Whos afraid of competition

There are fears that certain global airlines that enjoy sovereign support, subsidised fuel, low airport charges and non-unionised staff, etc, may offer dirt-cheap fares and kill Indian carriers. There are adequate regulatory provisions in India to prevent predatory dumping of cheap tickets. Shall we wait till Indian carriers build a large fleet of wide-body aircraft and exhaust the Indian quota, before we enhance seat quotas of foreign carriers Do we really have the luxury of time

In sector after sector that we opened up, we have seen quality standards improve and prices fall. Indian companies in sectors like telecom, banking, hospitality, automobiles, etc, have become world class. We applaud when Mittals, Tatas, Birlas and Mahindras buy out Arcelor, JLR, Novelis and Ssangyong, but cringe at the possibility of foreign carriers capturing the Indian market.

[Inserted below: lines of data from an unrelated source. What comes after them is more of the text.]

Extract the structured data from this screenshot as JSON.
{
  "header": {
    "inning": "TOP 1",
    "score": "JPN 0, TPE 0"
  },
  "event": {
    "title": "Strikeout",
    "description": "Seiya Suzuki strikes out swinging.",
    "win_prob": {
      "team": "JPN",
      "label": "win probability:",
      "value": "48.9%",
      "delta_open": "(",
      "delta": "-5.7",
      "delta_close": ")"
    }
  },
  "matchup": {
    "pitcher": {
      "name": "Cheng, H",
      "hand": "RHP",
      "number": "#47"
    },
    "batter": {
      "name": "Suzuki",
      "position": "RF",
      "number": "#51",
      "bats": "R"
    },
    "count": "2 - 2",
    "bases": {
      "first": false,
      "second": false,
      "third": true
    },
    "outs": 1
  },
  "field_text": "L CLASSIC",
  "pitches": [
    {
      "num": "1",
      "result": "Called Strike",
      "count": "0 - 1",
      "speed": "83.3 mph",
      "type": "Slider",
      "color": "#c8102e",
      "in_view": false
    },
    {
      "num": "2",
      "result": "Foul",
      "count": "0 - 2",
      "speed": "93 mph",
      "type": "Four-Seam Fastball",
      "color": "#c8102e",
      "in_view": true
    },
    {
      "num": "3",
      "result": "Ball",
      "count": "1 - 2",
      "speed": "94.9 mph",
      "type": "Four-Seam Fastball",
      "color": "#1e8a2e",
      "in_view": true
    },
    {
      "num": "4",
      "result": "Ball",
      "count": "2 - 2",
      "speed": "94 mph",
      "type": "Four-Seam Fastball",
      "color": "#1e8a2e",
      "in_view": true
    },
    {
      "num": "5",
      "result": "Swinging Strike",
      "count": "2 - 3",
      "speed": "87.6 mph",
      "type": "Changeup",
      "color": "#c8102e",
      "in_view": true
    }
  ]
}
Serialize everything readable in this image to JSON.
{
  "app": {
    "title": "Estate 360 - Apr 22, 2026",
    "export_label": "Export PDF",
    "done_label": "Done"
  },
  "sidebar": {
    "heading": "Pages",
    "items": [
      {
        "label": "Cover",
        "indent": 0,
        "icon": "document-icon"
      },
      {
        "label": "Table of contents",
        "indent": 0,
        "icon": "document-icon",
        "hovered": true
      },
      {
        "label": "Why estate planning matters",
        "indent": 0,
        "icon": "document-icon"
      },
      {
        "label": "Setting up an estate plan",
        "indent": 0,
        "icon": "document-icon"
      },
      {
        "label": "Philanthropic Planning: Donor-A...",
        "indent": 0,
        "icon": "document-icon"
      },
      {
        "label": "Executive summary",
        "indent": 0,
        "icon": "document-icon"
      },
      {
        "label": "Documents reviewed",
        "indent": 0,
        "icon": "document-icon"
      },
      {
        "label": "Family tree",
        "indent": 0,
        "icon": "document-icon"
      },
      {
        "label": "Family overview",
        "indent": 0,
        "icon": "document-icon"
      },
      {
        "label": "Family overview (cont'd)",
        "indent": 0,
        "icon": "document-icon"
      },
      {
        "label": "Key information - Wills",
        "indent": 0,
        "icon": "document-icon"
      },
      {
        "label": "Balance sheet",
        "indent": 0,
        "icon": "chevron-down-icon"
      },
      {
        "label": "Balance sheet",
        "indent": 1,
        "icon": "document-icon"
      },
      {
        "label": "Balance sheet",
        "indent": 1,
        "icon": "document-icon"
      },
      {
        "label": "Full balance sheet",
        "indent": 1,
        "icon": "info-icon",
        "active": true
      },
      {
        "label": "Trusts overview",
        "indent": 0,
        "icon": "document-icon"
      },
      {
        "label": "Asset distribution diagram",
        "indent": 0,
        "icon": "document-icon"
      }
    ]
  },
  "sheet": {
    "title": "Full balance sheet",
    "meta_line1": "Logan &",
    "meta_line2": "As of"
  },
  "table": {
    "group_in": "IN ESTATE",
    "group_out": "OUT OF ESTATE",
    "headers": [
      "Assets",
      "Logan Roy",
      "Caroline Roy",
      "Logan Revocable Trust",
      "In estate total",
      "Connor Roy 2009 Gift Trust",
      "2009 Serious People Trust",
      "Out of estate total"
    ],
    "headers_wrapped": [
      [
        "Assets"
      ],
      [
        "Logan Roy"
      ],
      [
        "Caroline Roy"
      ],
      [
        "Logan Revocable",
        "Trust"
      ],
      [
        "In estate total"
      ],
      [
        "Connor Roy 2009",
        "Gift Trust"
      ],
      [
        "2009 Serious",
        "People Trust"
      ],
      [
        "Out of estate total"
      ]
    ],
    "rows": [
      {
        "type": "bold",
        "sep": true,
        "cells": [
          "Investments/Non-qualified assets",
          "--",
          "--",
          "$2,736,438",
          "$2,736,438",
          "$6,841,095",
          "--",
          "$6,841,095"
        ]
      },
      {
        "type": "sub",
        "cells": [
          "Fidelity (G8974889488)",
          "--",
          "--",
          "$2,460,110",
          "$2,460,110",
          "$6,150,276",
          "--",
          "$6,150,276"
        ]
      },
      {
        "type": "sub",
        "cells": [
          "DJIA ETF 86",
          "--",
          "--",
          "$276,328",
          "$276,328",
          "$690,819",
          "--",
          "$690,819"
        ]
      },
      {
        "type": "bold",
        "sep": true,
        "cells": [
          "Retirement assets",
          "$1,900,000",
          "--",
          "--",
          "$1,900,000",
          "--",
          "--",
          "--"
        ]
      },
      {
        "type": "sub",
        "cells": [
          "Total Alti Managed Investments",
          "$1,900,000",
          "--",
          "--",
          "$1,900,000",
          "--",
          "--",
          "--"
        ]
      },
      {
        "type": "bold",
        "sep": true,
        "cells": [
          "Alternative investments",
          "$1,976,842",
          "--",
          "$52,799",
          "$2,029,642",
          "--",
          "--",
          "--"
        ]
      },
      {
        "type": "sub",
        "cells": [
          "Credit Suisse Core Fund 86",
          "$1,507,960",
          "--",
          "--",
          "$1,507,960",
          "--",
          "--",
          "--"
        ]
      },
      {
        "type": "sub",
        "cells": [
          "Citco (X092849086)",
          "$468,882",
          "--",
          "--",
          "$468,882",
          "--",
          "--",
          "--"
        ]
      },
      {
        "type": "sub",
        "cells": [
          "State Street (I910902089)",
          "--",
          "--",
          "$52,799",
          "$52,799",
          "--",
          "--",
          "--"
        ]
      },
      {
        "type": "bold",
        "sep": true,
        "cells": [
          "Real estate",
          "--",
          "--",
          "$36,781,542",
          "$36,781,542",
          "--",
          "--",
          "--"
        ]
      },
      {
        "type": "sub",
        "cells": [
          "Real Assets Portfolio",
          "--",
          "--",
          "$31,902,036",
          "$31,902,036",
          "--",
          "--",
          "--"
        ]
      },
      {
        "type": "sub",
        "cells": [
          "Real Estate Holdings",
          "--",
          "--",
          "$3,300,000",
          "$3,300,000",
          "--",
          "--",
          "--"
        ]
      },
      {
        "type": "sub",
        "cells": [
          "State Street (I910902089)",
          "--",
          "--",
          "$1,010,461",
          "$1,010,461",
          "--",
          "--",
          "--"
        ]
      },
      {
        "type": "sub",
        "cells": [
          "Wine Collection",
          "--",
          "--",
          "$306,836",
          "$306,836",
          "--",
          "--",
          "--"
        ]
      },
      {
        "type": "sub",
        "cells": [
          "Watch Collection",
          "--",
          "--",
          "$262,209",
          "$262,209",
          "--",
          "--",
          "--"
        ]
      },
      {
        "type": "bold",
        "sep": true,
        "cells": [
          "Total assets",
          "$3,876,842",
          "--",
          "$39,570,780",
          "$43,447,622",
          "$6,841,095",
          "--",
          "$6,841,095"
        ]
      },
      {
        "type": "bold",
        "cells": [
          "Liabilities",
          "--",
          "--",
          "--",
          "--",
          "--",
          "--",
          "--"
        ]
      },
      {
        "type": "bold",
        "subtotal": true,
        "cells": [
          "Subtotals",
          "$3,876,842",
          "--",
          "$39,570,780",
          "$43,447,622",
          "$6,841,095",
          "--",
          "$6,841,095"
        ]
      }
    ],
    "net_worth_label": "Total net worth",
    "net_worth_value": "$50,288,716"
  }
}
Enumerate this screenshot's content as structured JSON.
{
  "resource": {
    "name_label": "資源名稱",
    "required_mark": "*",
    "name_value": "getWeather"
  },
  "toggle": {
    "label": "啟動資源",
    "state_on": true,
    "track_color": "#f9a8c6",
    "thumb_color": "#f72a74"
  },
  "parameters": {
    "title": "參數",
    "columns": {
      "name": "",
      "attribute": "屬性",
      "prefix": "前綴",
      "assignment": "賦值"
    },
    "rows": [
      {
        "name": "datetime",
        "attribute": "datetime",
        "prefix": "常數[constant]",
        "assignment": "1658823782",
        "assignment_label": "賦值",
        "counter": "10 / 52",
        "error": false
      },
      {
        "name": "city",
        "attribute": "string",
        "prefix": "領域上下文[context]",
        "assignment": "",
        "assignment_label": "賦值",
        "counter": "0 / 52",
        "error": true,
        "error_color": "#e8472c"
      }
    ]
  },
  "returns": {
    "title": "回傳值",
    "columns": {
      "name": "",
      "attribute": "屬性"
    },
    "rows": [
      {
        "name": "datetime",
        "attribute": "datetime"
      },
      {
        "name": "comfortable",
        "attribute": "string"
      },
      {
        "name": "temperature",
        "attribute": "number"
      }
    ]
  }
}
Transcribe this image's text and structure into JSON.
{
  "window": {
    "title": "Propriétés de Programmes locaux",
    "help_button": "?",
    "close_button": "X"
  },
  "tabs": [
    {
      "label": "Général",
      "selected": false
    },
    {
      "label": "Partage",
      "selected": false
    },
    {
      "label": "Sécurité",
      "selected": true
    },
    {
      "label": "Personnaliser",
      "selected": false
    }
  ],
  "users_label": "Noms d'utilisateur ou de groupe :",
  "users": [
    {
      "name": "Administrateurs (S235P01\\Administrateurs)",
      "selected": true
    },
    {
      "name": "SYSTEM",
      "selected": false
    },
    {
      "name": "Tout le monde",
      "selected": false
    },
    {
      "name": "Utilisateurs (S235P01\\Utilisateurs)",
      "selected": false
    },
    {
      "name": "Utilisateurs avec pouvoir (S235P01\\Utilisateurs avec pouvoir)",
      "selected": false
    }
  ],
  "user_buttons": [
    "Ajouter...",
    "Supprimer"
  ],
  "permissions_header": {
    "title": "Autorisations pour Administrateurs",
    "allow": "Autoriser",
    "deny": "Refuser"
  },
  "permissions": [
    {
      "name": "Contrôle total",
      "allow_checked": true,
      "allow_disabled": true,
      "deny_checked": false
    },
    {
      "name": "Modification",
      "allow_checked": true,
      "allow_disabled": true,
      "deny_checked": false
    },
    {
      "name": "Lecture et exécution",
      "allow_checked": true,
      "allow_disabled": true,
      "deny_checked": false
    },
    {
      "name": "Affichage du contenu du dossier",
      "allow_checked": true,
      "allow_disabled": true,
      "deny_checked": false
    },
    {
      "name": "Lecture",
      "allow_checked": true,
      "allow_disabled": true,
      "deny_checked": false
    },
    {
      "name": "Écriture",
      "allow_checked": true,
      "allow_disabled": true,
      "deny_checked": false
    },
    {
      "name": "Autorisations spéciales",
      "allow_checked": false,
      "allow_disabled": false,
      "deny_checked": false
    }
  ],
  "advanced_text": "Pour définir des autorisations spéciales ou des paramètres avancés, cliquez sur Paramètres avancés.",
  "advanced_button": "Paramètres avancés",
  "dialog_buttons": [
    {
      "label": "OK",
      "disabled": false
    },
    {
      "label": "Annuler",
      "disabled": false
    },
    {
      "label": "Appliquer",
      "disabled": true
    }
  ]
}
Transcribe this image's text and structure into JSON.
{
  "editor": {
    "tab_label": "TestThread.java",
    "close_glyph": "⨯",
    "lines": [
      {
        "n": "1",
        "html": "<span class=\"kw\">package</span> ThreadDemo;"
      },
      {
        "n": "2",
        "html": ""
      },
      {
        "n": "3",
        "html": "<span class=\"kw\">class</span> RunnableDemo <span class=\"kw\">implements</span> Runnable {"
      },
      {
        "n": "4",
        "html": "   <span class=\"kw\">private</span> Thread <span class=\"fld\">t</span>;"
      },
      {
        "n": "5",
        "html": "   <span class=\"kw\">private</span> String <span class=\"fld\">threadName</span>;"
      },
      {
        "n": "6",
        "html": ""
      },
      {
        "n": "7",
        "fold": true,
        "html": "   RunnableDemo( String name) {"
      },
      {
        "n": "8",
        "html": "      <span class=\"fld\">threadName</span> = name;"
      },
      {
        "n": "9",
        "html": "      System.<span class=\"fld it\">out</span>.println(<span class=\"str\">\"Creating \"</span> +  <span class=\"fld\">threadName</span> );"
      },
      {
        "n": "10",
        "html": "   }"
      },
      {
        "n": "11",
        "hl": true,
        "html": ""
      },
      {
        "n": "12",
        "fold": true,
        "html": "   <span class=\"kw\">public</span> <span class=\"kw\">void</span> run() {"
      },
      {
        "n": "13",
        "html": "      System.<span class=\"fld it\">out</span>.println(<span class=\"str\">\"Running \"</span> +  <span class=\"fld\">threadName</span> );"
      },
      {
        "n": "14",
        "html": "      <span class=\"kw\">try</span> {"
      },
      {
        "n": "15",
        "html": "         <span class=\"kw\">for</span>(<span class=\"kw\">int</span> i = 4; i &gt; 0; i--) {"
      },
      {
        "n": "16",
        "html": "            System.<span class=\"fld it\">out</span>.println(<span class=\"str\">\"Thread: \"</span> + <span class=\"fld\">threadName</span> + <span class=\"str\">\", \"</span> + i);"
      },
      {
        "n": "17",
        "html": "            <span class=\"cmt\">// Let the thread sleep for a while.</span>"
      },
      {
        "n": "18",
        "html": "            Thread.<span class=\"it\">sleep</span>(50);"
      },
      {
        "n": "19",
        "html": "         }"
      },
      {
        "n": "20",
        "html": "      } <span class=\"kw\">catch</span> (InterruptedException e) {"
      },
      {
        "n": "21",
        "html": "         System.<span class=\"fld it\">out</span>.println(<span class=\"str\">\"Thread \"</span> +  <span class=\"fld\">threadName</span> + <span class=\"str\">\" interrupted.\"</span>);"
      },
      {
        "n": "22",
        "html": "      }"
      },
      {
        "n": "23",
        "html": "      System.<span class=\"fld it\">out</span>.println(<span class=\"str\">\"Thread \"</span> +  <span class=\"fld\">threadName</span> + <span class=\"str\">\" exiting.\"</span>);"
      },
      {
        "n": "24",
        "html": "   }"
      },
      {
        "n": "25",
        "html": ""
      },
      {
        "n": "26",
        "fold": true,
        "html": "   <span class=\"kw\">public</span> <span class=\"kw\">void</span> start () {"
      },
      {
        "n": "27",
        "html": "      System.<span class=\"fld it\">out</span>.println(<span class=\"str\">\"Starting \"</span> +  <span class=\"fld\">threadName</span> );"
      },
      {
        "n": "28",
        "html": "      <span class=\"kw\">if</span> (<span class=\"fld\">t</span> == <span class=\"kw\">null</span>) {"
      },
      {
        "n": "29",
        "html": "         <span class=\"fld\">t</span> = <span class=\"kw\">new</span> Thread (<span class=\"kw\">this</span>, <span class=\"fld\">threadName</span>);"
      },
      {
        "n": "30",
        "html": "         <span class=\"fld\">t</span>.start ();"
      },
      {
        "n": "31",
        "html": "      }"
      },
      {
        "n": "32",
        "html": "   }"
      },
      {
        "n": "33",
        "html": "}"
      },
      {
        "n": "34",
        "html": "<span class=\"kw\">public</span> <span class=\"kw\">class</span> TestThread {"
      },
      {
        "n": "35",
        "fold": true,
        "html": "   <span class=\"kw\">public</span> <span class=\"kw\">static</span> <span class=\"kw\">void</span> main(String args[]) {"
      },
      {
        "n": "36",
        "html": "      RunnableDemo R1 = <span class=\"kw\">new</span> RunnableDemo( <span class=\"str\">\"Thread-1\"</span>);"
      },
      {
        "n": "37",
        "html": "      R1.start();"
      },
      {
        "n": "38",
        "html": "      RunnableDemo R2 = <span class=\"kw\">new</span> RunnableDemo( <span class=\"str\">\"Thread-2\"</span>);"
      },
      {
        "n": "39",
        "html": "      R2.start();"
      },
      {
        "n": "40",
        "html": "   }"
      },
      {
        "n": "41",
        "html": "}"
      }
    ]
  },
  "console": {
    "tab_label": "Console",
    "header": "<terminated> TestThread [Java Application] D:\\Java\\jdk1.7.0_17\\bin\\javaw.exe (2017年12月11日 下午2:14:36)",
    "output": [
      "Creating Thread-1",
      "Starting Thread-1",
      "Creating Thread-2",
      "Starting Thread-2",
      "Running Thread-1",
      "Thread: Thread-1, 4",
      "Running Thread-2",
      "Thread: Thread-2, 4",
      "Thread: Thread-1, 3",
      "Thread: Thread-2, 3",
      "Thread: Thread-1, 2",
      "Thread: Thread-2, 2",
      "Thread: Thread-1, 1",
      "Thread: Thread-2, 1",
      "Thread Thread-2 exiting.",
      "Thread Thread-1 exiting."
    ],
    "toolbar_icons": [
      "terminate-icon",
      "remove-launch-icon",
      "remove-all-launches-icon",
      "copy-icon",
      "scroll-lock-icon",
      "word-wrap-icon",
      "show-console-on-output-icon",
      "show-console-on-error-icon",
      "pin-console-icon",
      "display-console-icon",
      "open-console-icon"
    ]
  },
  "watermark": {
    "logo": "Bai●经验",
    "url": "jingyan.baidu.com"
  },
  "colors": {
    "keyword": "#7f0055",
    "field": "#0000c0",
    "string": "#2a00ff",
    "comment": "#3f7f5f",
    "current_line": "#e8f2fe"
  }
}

How will India gain

The open skies policy will lead to an increase in flights from leading global airlines to and from India. Traffic will rise, quality will improve and prices will fall. Since global airlines will have empty seats to fill especially during lean seasons, they themselves will market India, a la Singapore Airlines promoting Australia.

The global airlines may initially eat into the market share of Indian carriers, but will also expand the size of the cake. Many foreign tourists skip India in favour of destinations in the ASEAN due to Indias poor and costly air connectivity with the rest of the world. Artificially blocking the growth of global airlines on Indian routes ultimately hurts India.

Leading Indian carriers will compete, collaborate or merge with global carriers. They will enjoy the competitive advantage of having non-stop flights to their global destinations. This is something that global carriers cannot provide, since, under 6th Freedom Rules, they are required to have a stopover in their country of origin.

Allowing open skies allows the Indian government to negotiate greater access for Indian products and services; for example in the EU, the Gulf and the ASEAN. All parties gain.

Indian aviation has adopted a vision of being Number 1 by 2030. We are ranked ninth right now and it doesnt feel good. Getting to Number 1 would require bold, disruptive reforms that make India a great destination to fly to. Well get there.

(Assisted by Kunal Sinha, senior consultant, Aerospace and Defence at KPMG in India)

The author is partner and India head of Aerospace and Defence at global consultancy KPMG.

Views are personal